◆ What you will do ◆
In the entries below, how many lines contain the string "heslo"? Respond with the number only.

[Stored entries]
◆ ◆ ◆ ◆

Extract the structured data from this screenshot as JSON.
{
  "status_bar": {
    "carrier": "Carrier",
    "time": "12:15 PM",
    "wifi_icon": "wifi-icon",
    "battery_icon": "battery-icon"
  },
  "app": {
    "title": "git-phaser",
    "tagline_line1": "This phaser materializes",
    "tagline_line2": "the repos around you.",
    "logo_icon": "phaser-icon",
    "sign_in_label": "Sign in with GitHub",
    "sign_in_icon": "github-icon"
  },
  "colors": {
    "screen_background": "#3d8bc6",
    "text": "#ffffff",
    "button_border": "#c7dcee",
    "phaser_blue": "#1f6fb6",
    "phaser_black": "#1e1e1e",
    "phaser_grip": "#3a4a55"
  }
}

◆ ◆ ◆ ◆

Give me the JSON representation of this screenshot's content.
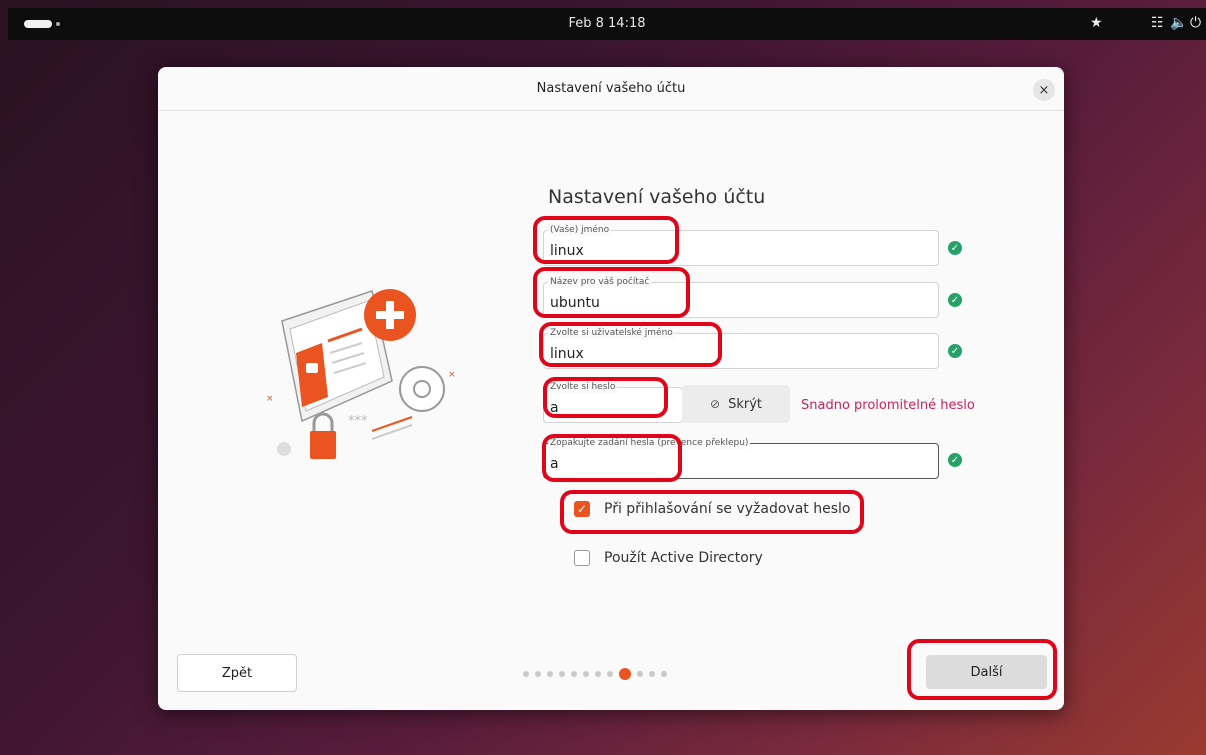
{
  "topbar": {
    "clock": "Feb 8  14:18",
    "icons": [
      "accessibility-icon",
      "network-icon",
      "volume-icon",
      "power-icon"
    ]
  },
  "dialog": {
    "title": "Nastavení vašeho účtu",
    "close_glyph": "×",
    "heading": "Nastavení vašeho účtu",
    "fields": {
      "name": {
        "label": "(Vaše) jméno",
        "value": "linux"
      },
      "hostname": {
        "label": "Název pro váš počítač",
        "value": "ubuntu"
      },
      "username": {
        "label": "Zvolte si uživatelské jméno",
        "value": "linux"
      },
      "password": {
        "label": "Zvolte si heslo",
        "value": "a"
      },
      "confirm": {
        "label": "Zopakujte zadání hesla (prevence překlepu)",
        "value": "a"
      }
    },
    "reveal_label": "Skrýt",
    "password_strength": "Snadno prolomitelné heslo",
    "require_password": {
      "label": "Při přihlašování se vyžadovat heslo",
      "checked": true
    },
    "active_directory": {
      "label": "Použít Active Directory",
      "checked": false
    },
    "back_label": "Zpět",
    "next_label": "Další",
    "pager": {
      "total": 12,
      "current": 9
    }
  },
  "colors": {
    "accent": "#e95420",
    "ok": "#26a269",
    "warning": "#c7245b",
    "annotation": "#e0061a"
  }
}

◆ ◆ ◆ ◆

◆ Answer for the task ◆
3